So, he’s working closely to break down these walls. “I’m reaching out to them proactively, looking at all of their plans, trying to find that grey overlap area, which there’s a lot of,” Simpson said. Ideally, the CIO would treat the FDA as a single entity and build a platform that could hold many systems and serve all centers and offices at the enterprise level. “That’s how a CIO wants to do digital transformation,” he added, and if the administration does ever get to that point, it’s going to take a lot of time.
Past and Present IT Successes
Aside from the strategic plan, one of Simpson’s accomplishments as chief information officer for the FDA has been setting up the cloud. “When I arrived here we had no cloud presence,” he said. While previous attempts were made, the administration had trouble acquiring Federal Risk Authorization Management Program “Authority-to-Operate” certifications.
FedRAMP is the government-wide program developed by the General Services Administration that provides standardized authorizations for cloud products and services. According to the GSA, the head of an agency can authorize a system for use after a proper security assessment and by following the risk-based framework. Yet during these failed attempts, Simpson said the administration couldn’t even get low-classified data into the cloud, as it did not have the appropriate infrastructure in place to be authorized in those cloud environments or to monitor what was going on within the cloud.
So, the FDA set up a hybrid Cloud Brokerage Model, with both on-premises cloud, public cloud and five different service providers for Infrastructure-as-a-Service, Platform-as-a-Service and Software-as-a-Service. The model includes a security layer and a new Cloud Advisory Board to monitor what should and shouldn’t be going into the cloud. According to Simpson, there are now more than 20 applications in the cloud with an aggressive plan to keep migrating.

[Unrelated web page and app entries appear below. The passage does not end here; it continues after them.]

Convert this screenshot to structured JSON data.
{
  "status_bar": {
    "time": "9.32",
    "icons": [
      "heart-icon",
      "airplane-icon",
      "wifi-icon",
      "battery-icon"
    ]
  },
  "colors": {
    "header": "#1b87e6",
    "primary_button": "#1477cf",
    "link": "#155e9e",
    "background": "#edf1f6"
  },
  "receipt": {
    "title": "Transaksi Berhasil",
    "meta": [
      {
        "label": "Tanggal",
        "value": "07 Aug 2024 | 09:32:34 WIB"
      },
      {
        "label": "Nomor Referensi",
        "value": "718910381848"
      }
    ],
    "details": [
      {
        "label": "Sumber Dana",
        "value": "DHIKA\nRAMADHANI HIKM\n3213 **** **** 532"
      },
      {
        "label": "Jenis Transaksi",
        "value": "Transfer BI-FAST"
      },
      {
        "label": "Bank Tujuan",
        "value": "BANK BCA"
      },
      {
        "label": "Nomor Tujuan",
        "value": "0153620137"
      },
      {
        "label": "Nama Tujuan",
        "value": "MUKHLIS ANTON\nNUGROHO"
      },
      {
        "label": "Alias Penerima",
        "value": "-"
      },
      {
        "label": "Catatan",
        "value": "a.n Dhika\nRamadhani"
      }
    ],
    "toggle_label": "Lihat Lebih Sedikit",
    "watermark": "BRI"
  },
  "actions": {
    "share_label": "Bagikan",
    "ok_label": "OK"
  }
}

The cloud is also allowing the FDA and its centers to technologically evolve. “We don’t want to embark upon a digital transformation and not have a cloud footprint that we can leverage,” Simpson said. Now, the technology roadmap includes those five service providers, representing a very “holistic opportunity” for the FDA.
Simpson has also been working to automate paper-based business processes. For example, the administration stood up the Automated Commercial Environment and International Trade Data System with the U.S. Customs and Border Protection. This system allows the industry to electronically submit data required by government agencies involved in international trade. The FDA also has automated field, audit and inspection processes to be done with tablets to instantly provide available reports and real-time data. To date, the FDA has done about 18,000 in-field inspections with the new system, according to Simpson.
Additionally, the administration is undergoing a software rationalization exercise to create a complete inventory of all system applications. In the FDA’s federated environment, each center had become accustomed to solving its own problems and standing up its own platforms. Though Simpson is not trying to take that autonomy away from the centers, he’s challenged with knowing and governing the types of technology people are buying and bringing in. With the software portfolio, Simpson said, “we know what our software problems are for the first time, and we have a really good road map to fix that.”